--- Your instructions ---
Each entry should be duplicated verbatim; its pictures should not be.

--- Dataset records ---
[Start of section]
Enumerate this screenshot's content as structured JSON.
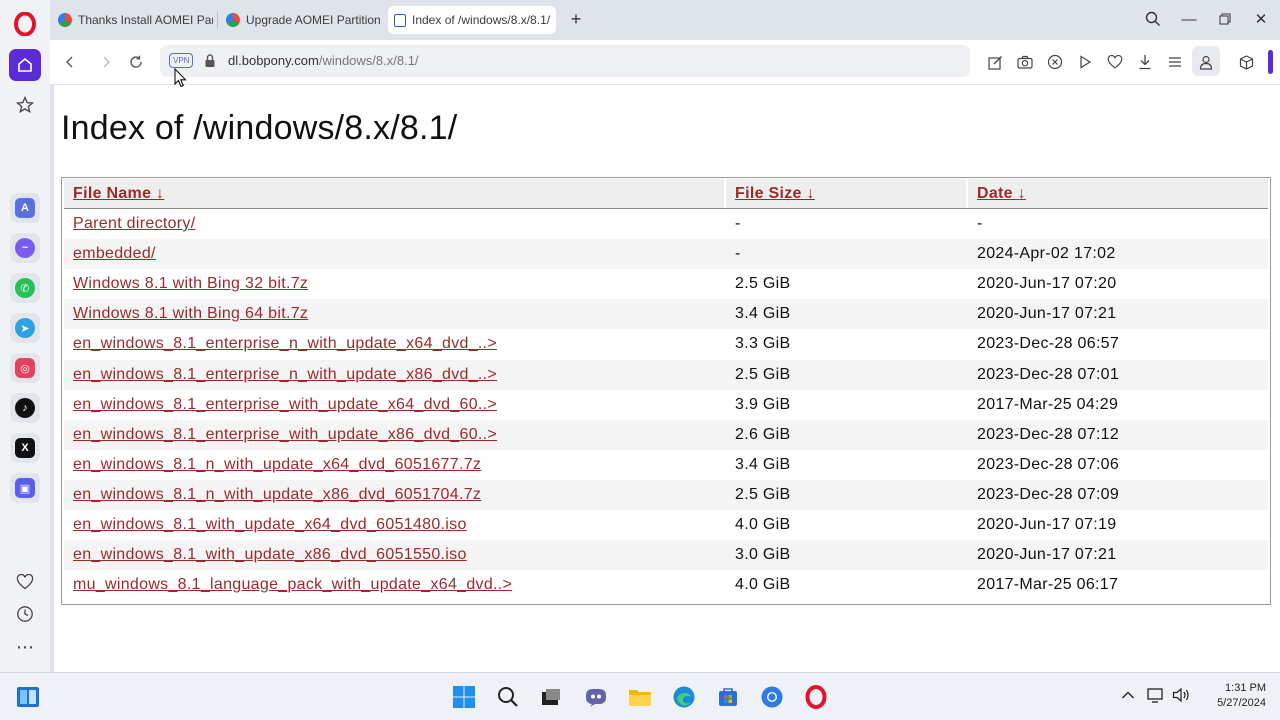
{
  "tabs": [
    {
      "title": "Thanks Install AOMEI Partition",
      "active": false
    },
    {
      "title": "Upgrade AOMEI Partition Assistant",
      "active": false
    },
    {
      "title": "Index of /windows/8.x/8.1/",
      "active": true
    }
  ],
  "toolbar": {
    "vpn_label": "VPN",
    "url_host": "dl.bobpony.com",
    "url_path": "/windows/8.x/8.1/"
  },
  "page": {
    "title": "Index of /windows/8.x/8.1/",
    "columns": [
      "File Name  ↓",
      "File Size  ↓",
      "Date  ↓"
    ],
    "rows": [
      {
        "name": "Parent directory/",
        "size": "-",
        "date": "-"
      },
      {
        "name": "embedded/",
        "size": "-",
        "date": "2024-Apr-02 17:02"
      },
      {
        "name": "Windows 8.1 with Bing 32 bit.7z",
        "size": "2.5 GiB",
        "date": "2020-Jun-17 07:20"
      },
      {
        "name": "Windows 8.1 with Bing 64 bit.7z",
        "size": "3.4 GiB",
        "date": "2020-Jun-17 07:21"
      },
      {
        "name": "en_windows_8.1_enterprise_n_with_update_x64_dvd_..>",
        "size": "3.3 GiB",
        "date": "2023-Dec-28 06:57"
      },
      {
        "name": "en_windows_8.1_enterprise_n_with_update_x86_dvd_..>",
        "size": "2.5 GiB",
        "date": "2023-Dec-28 07:01"
      },
      {
        "name": "en_windows_8.1_enterprise_with_update_x64_dvd_60..>",
        "size": "3.9 GiB",
        "date": "2017-Mar-25 04:29"
      },
      {
        "name": "en_windows_8.1_enterprise_with_update_x86_dvd_60..>",
        "size": "2.6 GiB",
        "date": "2023-Dec-28 07:12"
      },
      {
        "name": "en_windows_8.1_n_with_update_x64_dvd_6051677.7z",
        "size": "3.4 GiB",
        "date": "2023-Dec-28 07:06"
      },
      {
        "name": "en_windows_8.1_n_with_update_x86_dvd_6051704.7z",
        "size": "2.5 GiB",
        "date": "2023-Dec-28 07:09"
      },
      {
        "name": "en_windows_8.1_with_update_x64_dvd_6051480.iso",
        "size": "4.0 GiB",
        "date": "2020-Jun-17 07:19"
      },
      {
        "name": "en_windows_8.1_with_update_x86_dvd_6051550.iso",
        "size": "3.0 GiB",
        "date": "2020-Jun-17 07:21"
      },
      {
        "name": "mu_windows_8.1_language_pack_with_update_x64_dvd..>",
        "size": "4.0 GiB",
        "date": "2017-Mar-25 06:17"
      }
    ]
  },
  "taskbar": {
    "time": "1:31 PM",
    "date": "5/27/2024"
  },
  "colors": {
    "opera_red": "#e0142c",
    "sidebar_accent": "#5b2bd6",
    "link": "#9a2a2a"
  },
  "icons": [
    "opera-logo",
    "home-icon",
    "star-icon",
    "aria-icon",
    "messenger-icon",
    "whatsapp-icon",
    "telegram-icon",
    "instagram-icon",
    "tiktok-icon",
    "x-icon",
    "player-icon",
    "heart-icon",
    "history-icon",
    "more-icon"
  ]
}
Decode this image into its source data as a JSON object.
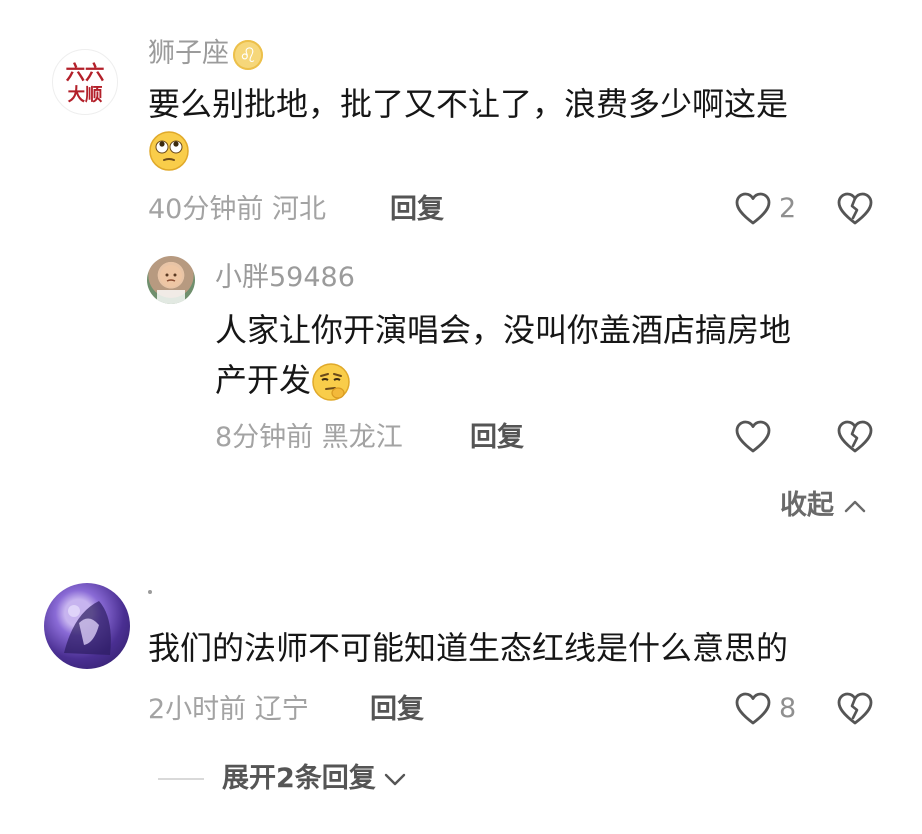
{
  "comments": [
    {
      "username": "狮子座",
      "content_line1": "要么别批地，批了又不让了，浪费多少啊这是",
      "time": "40分钟前",
      "location": "河北",
      "reply_label": "回复",
      "likes": "2",
      "replies": [
        {
          "username": "小胖59486",
          "content_line1": "人家让你开演唱会，没叫你盖酒店搞房地",
          "content_line2": "产开发",
          "time": "8分钟前",
          "location": "黑龙江",
          "reply_label": "回复",
          "likes": ""
        }
      ],
      "collapse_label": "收起"
    },
    {
      "username": ".",
      "content_line1": "我们的法师不可能知道生态红线是什么意思的",
      "time": "2小时前",
      "location": "辽宁",
      "reply_label": "回复",
      "likes": "8",
      "expand_label": "展开2条回复"
    }
  ],
  "avatar_text": {
    "top": "六六",
    "bottom": "大顺"
  },
  "icons": {
    "like": "heart-outline-icon",
    "dislike": "broken-heart-icon",
    "zodiac": "leo-zodiac-icon",
    "emoji_1": "rolling-eyes-emoji",
    "emoji_2": "thinking-face-emoji",
    "collapse": "chevron-up-icon",
    "expand": "chevron-down-icon"
  },
  "colors": {
    "text_primary": "#161616",
    "text_secondary": "#9b9b9b",
    "accent_red": "#b3202a"
  }
}
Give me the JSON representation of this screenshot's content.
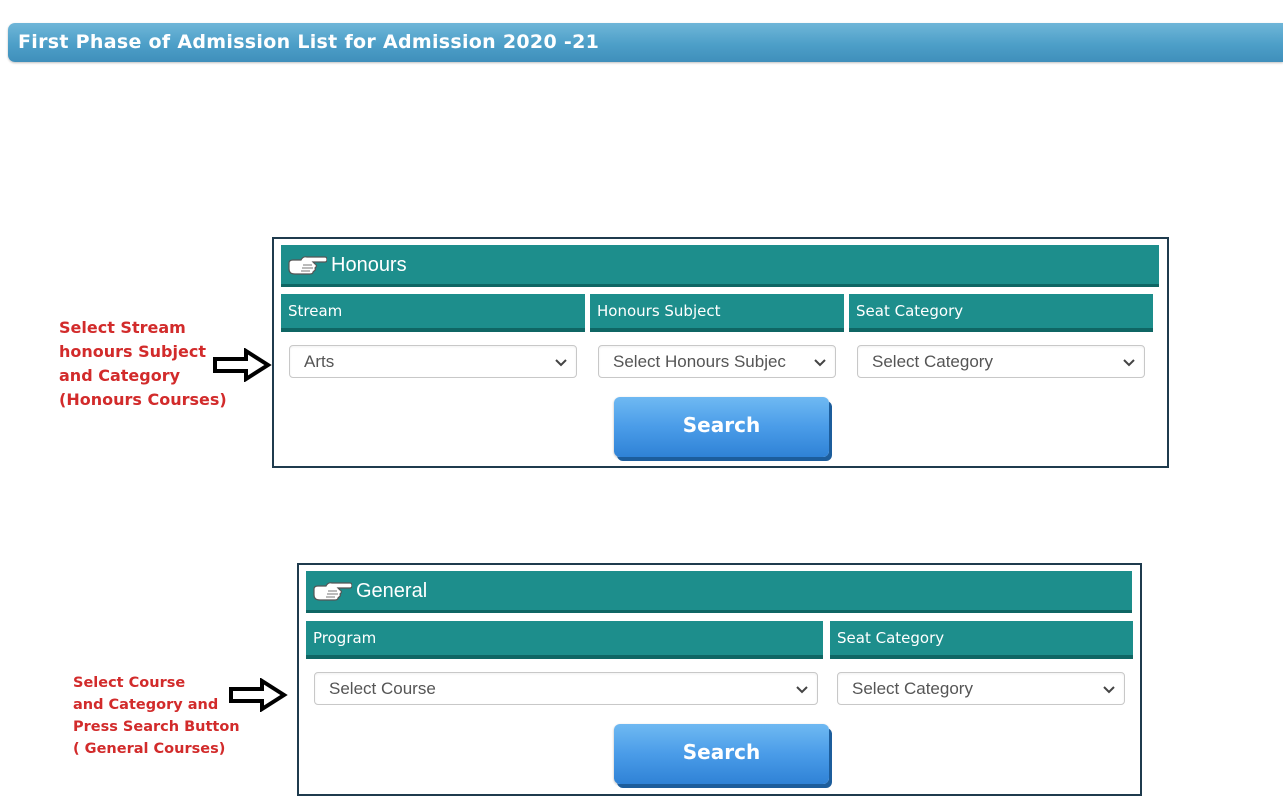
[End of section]
--- Problem solution ---
Enumerate this screenshot's content as structured JSON.
{
  "tabs": [
    {
      "title": "Thanks Install AOMEI Partition",
      "active": false
    },
    {
      "title": "Upgrade AOMEI Partition Assistant",
      "active": false
    },
    {
      "title": "Index of /windows/8.x/8.1/",
      "active": true
    }
  ],
  "toolbar": {
    "vpn_label": "VPN",
    "url_host": "dl.bobpony.com",
    "url_path": "/windows/8.x/8.1/"
  },
  "page": {
    "title": "Index of /windows/8.x/8.1/",
    "columns": [
      "File Name  ↓",
      "File Size  ↓",
      "Date  ↓"
    ],
    "rows": [
      {
        "name": "Parent directory/",
        "size": "-",
        "date": "-"
      },
      {
        "name": "embedded/",
        "size": "-",
        "date": "2024-Apr-02 17:02"
      },
      {
        "name": "Windows 8.1 with Bing 32 bit.7z",
        "size": "2.5 GiB",
        "date": "2020-Jun-17 07:20"
      },
      {
        "name": "Windows 8.1 with Bing 64 bit.7z",
        "size": "3.4 GiB",
        "date": "2020-Jun-17 07:21"
      },
      {
        "name": "en_windows_8.1_enterprise_n_with_update_x64_dvd_..>",
        "size": "3.3 GiB",
        "date": "2023-Dec-28 06:57"
      },
      {
        "name": "en_windows_8.1_enterprise_n_with_update_x86_dvd_..>",
        "size": "2.5 GiB",
        "date": "2023-Dec-28 07:01"
      },
      {
        "name": "en_windows_8.1_enterprise_with_update_x64_dvd_60..>",
        "size": "3.9 GiB",
        "date": "2017-Mar-25 04:29"
      },
      {
        "name": "en_windows_8.1_enterprise_with_update_x86_dvd_60..>",
        "size": "2.6 GiB",
        "date": "2023-Dec-28 07:12"
      },
      {
        "name": "en_windows_8.1_n_with_update_x64_dvd_6051677.7z",
        "size": "3.4 GiB",
        "date": "2023-Dec-28 07:06"
      },
      {
        "name": "en_windows_8.1_n_with_update_x86_dvd_6051704.7z",
        "size": "2.5 GiB",
        "date": "2023-Dec-28 07:09"
      },
      {
        "name": "en_windows_8.1_with_update_x64_dvd_6051480.iso",
        "size": "4.0 GiB",
        "date": "2020-Jun-17 07:19"
      },
      {
        "name": "en_windows_8.1_with_update_x86_dvd_6051550.iso",
        "size": "3.0 GiB",
        "date": "2020-Jun-17 07:21"
      },
      {
        "name": "mu_windows_8.1_language_pack_with_update_x64_dvd..>",
        "size": "4.0 GiB",
        "date": "2017-Mar-25 06:17"
      }
    ]
  },
  "taskbar": {
    "time": "1:31 PM",
    "date": "5/27/2024"
  },
  "colors": {
    "opera_red": "#e0142c",
    "sidebar_accent": "#5b2bd6",
    "link": "#9a2a2a"
  },
  "icons": [
    "opera-logo",
    "home-icon",
    "star-icon",
    "aria-icon",
    "messenger-icon",
    "whatsapp-icon",
    "telegram-icon",
    "instagram-icon",
    "tiktok-icon",
    "x-icon",
    "player-icon",
    "heart-icon",
    "history-icon",
    "more-icon"
  ]
}
Decode this image into its source data as a JSON object.
{
  "comments": [
    {
      "username": "狮子座",
      "content_line1": "要么别批地，批了又不让了，浪费多少啊这是",
      "time": "40分钟前",
      "location": "河北",
      "reply_label": "回复",
      "likes": "2",
      "replies": [
        {
          "username": "小胖59486",
          "content_line1": "人家让你开演唱会，没叫你盖酒店搞房地",
          "content_line2": "产开发",
          "time": "8分钟前",
          "location": "黑龙江",
          "reply_label": "回复",
          "likes": ""
        }
      ],
      "collapse_label": "收起"
    },
    {
      "username": ".",
      "content_line1": "我们的法师不可能知道生态红线是什么意思的",
      "time": "2小时前",
      "location": "辽宁",
      "reply_label": "回复",
      "likes": "8",
      "expand_label": "展开2条回复"
    }
  ],
  "avatar_text": {
    "top": "六六",
    "bottom": "大顺"
  },
  "icons": {
    "like": "heart-outline-icon",
    "dislike": "broken-heart-icon",
    "zodiac": "leo-zodiac-icon",
    "emoji_1": "rolling-eyes-emoji",
    "emoji_2": "thinking-face-emoji",
    "collapse": "chevron-up-icon",
    "expand": "chevron-down-icon"
  },
  "colors": {
    "text_primary": "#161616",
    "text_secondary": "#9b9b9b",
    "accent_red": "#b3202a"
  }
}
Give me the JSON representation of this screenshot's content.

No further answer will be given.